outside of the clinic I work at, and outside of our partner clinics
across the city. That’s why it’s a problem when protestors block the
access to clinic doors, or grab patients on their way into an
appointment, or as happened at one clinic in the Bronx, knock the
clinic staff down on their way to work. The worst part about it is that
these protestors represent a small minority, Most New Yorkers are
pro-choice, and support keeping clinics and patients safe from
To be sure, everyone has a right to his or her opinion, and to make
that opinion known. But there’s a difference between freedom of speech
and harassment. Intimidation has never been a constitutionally
So thank you, Christine Quinn and the New York City Council, for
helping to make sure this important legislation passes. Because in
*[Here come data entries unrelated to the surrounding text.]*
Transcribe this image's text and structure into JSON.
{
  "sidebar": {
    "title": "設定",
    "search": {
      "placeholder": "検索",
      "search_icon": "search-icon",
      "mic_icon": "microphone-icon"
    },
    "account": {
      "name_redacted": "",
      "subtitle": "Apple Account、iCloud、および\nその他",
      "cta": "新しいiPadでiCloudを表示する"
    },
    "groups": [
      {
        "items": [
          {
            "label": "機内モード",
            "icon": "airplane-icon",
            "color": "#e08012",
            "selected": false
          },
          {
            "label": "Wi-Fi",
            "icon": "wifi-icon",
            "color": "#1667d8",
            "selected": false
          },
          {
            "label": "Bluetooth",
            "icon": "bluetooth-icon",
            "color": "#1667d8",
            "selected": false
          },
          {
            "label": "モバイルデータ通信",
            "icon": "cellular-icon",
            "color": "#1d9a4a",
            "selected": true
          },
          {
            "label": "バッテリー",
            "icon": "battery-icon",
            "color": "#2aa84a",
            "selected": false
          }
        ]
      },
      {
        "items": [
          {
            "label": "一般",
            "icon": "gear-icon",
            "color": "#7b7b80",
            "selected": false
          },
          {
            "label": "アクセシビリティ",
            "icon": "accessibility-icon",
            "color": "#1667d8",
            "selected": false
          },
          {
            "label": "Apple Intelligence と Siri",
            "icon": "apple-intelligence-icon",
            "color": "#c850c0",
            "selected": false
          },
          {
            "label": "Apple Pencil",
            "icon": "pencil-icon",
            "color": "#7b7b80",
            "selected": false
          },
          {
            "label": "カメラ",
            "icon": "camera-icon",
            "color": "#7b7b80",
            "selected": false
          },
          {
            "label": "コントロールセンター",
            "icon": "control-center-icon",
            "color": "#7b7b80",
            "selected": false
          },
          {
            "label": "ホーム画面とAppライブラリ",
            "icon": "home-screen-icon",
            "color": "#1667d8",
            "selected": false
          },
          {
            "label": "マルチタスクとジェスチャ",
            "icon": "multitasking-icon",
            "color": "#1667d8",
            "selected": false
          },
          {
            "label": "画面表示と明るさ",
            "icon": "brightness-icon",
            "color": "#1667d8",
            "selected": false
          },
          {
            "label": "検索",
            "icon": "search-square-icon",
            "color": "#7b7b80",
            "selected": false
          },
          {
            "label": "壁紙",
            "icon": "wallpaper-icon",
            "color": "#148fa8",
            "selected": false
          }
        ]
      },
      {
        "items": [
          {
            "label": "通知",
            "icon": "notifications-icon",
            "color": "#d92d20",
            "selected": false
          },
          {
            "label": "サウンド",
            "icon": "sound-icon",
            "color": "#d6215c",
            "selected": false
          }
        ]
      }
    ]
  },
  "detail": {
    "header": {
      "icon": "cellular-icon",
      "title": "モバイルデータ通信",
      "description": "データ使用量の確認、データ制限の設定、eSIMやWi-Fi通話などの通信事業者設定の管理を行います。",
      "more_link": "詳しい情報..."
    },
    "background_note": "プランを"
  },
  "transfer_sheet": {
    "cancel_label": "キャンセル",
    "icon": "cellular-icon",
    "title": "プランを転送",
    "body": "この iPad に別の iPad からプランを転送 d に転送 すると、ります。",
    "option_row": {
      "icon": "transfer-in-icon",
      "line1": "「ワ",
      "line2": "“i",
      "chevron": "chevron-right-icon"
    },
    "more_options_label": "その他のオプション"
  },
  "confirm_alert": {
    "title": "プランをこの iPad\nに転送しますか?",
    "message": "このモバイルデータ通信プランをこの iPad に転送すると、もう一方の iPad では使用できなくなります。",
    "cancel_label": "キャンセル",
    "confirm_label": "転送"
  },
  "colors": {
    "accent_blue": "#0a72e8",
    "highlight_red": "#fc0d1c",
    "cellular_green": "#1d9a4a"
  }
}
these troubled times we should be making sure there are as few barriers
as possible to people seeking care. Our health and lives depend on it.
This post originally ran in El Diario.